Fans of the away team are contained in a smaller, more secure part of the stadium, one with its own entrance and exit. They also have to come as a group, not individuals, so the management can determine where they sit and how many seats to put aside.
But just because there's a way to mitigate the violence aboard doesn't mean it can work in Indonesia too. A similar system here would require the involvement of the central government, which, so far, isn't involved in the ticketing process of football games.
“In England, whenever you want to buy a ticket online, you’ll need to fill in your ID-card number, address, et-cetera, so that everything is traceable," Wisnu recalled. "And you can trace back the seat number to the buyer. We’re still not able to do that here because there are a lot of scalpers."

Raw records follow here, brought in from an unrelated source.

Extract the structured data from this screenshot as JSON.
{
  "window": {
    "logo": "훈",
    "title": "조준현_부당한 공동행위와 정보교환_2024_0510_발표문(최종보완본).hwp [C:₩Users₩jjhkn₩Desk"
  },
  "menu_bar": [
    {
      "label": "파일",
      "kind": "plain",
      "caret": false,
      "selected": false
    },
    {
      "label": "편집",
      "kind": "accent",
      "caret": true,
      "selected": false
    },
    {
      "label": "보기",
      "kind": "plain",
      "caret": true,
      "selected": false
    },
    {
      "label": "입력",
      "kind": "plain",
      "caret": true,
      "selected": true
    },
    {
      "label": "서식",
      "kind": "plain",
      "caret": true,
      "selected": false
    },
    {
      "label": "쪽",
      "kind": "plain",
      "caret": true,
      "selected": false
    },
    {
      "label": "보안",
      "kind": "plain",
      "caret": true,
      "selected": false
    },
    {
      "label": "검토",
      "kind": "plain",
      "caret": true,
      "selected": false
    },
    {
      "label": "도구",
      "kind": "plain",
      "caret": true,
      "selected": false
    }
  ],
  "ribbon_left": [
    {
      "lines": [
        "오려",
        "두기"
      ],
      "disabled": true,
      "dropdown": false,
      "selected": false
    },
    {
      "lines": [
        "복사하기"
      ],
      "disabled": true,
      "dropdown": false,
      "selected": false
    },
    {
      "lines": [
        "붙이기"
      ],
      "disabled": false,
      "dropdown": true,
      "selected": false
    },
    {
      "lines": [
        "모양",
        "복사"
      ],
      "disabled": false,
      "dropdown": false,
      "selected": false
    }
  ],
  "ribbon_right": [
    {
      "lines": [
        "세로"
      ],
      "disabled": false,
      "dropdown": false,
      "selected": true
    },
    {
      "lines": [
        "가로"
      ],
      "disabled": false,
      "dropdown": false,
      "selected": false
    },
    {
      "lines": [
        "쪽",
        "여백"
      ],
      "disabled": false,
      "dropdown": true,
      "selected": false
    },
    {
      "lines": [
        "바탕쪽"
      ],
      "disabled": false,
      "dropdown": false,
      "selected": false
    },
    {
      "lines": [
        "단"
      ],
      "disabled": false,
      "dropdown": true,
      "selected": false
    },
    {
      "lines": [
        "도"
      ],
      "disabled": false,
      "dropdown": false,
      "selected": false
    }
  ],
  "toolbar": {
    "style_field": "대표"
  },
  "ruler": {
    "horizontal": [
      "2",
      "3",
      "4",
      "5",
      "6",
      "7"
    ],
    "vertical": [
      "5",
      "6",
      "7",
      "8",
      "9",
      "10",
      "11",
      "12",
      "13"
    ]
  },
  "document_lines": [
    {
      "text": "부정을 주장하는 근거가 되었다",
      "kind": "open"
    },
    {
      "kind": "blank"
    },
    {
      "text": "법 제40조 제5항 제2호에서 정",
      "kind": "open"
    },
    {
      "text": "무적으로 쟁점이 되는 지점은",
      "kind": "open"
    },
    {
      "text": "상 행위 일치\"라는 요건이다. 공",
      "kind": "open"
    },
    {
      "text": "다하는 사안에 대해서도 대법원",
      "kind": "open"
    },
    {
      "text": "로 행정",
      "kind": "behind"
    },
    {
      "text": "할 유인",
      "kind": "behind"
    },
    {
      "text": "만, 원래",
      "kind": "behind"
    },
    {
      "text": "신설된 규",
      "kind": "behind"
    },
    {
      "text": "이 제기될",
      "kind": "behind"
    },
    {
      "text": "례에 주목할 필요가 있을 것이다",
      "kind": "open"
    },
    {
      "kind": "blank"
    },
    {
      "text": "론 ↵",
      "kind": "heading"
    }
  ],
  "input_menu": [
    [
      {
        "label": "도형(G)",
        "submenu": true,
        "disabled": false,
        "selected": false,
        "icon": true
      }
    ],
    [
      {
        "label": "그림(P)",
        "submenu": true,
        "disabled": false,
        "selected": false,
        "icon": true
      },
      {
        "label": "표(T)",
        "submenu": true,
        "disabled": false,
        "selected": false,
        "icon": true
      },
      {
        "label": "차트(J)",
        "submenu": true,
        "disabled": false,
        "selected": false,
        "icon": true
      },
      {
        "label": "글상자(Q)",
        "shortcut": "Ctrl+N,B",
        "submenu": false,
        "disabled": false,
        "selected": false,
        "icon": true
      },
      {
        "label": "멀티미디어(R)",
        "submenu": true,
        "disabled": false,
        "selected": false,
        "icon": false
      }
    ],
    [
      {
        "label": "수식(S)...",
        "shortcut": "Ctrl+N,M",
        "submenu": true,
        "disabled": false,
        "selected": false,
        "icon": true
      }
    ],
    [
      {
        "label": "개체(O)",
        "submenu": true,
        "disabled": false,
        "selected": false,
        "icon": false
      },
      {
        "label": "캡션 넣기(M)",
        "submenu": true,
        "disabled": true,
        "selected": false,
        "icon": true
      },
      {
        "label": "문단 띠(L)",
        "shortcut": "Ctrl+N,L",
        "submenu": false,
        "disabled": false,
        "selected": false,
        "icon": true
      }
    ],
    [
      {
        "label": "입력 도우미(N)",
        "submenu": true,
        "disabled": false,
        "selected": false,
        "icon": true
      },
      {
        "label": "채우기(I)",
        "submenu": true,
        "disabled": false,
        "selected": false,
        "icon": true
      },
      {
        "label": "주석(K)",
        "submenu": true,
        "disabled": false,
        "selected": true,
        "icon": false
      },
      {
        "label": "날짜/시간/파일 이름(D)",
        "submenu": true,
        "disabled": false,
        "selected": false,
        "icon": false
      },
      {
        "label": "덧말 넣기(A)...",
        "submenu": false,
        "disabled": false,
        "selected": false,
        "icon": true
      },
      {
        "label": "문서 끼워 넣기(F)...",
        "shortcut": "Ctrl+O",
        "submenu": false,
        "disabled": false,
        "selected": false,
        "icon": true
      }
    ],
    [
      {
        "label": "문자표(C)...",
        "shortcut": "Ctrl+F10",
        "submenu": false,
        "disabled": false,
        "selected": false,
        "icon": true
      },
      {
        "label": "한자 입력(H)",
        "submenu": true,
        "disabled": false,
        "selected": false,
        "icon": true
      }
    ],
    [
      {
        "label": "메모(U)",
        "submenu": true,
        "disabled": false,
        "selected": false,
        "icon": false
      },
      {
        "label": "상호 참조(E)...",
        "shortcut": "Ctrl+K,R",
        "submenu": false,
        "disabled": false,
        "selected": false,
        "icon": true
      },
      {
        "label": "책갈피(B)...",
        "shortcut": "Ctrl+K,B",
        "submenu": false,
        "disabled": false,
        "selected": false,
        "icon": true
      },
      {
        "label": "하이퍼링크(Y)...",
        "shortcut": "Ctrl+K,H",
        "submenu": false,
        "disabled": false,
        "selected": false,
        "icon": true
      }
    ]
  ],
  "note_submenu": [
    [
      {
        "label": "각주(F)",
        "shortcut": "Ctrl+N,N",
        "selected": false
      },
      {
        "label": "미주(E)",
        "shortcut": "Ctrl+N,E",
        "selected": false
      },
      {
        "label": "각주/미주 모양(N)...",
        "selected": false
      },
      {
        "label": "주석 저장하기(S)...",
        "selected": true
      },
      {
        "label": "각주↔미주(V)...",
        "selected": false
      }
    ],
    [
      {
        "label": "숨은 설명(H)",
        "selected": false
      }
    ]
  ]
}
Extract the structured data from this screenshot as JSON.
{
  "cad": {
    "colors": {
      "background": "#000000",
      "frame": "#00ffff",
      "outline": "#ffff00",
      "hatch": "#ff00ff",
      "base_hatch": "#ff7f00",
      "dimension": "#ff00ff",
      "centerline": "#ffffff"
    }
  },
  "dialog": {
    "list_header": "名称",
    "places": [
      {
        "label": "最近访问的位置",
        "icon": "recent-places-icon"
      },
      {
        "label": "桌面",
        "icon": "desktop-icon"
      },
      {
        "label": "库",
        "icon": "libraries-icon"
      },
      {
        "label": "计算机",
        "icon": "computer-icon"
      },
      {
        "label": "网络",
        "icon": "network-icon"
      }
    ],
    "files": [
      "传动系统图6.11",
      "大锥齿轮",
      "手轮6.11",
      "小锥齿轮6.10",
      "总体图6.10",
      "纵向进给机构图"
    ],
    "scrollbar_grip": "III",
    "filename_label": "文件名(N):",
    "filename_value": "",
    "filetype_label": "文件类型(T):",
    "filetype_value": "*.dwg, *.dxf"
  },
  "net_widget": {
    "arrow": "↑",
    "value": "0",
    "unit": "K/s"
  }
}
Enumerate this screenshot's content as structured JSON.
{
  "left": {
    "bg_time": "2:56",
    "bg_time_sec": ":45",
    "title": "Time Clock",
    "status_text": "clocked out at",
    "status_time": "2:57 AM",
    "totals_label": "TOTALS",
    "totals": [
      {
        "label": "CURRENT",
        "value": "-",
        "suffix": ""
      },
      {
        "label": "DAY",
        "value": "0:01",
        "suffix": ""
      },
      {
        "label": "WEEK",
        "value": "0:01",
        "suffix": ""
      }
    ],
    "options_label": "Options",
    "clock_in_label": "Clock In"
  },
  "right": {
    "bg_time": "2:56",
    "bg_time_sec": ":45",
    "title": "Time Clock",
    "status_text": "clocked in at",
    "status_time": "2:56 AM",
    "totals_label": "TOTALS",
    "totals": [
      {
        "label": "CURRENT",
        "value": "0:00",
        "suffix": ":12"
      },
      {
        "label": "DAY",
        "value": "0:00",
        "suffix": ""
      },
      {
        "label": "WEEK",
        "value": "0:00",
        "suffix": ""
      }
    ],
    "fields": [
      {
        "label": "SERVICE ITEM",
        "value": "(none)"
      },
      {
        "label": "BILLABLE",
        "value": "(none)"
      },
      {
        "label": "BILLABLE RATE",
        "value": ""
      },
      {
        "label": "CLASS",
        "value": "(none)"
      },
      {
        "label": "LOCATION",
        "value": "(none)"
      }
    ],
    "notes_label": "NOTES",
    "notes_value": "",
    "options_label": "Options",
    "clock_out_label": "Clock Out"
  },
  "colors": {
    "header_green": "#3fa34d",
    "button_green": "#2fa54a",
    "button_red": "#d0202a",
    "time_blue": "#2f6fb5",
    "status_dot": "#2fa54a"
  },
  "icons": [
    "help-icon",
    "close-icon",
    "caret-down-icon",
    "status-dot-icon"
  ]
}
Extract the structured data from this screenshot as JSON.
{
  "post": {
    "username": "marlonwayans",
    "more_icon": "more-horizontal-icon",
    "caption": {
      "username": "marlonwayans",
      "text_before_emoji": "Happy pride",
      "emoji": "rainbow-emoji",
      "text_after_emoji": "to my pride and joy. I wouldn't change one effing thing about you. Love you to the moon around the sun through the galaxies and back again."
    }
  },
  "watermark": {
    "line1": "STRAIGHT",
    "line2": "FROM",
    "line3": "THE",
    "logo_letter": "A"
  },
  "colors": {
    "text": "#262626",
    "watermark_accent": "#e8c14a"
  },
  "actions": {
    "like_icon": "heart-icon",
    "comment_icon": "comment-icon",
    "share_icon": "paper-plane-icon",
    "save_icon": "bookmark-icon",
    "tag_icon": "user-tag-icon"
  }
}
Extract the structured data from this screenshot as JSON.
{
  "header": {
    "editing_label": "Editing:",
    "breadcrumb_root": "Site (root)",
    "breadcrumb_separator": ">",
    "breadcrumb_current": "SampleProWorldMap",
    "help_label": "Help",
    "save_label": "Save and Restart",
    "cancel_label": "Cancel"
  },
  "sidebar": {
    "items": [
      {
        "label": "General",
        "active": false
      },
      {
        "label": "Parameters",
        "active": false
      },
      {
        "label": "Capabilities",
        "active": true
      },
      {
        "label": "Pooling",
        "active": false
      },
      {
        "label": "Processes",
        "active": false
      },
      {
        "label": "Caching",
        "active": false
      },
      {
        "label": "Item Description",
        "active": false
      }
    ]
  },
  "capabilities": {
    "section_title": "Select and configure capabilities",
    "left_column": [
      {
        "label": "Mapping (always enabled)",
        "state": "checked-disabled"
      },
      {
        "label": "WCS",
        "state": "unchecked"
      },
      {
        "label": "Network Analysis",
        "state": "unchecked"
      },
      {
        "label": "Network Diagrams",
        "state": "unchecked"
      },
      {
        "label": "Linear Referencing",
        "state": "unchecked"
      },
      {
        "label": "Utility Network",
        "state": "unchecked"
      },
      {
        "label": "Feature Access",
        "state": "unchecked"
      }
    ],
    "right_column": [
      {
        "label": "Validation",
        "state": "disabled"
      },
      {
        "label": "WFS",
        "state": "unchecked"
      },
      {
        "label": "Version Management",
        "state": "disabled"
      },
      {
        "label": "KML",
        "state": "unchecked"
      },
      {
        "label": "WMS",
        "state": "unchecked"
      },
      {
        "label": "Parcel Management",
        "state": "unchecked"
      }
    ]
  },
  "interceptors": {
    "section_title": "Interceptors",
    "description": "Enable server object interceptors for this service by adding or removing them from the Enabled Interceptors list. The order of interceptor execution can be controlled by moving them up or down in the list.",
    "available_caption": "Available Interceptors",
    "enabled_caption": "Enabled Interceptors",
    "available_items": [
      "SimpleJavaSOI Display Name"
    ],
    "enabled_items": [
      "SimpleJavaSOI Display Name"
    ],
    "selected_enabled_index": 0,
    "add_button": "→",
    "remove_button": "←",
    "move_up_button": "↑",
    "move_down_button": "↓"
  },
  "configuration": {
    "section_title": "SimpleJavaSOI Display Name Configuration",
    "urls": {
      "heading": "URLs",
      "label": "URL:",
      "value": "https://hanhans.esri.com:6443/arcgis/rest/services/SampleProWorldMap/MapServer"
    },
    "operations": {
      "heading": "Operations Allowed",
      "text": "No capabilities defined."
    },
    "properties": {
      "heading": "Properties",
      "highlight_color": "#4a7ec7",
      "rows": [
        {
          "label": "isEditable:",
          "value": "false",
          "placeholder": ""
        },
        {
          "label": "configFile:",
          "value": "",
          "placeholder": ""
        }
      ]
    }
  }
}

Then there's the fact that a lot of fans in Indonesia are watching the matches without any tickets at all. The night of Haringga's death, there were nearly 50,000 people in attendance, according to Persib officials. But the stadium only holds 38,000 and there were only 36,500 tickets sold. That's 13,500 fans totally unaccounted for who, even with a new advanced system, would've remained unknown to security.
“We can’t compare what we have to how it is in England and Europe," Irfan, of Persib, told VICE. "There, people won’t go to the stadium if they don’t have the tickets. But here in Indonesia, if their favorite team is playing, they will come to the stadium regardless, hoping they will find a way in somehow.”
Still, both Persib and Persija said they were working on a system to better track who was buying which tickets to which matches.
“Persib is trying to implement online ticketing," Irfan told VICE. "They’ve stated the terms and condition to buy tickets, and how to become an official member of Persib. The problem is, when somebody buys tickets for other people, [Persib] can’t control it."
And Persija is still trying to sort out its own database of diehard fans first.
“Maybe it’s still a long way to go until we can trace a ticket to an individual, but with the existing Jakmania system, it’s easier for us to identify what the coordinators do," Budi Saputra, the head of Persija's ticketing division, told VICE. "So we will prioritize our tickets for those who are official members of Jakmania."
Without massive structural changes, it's only a matter of time before the next instance of violence rears its head. But, for Wisnu, it's all about taking that first step.
"It’s the changes in the league infrastructure and football federation that got English league to where it is now,' he said. "It seems that Indonesia today is more like English leagues in the 70s. There’s a long way to go."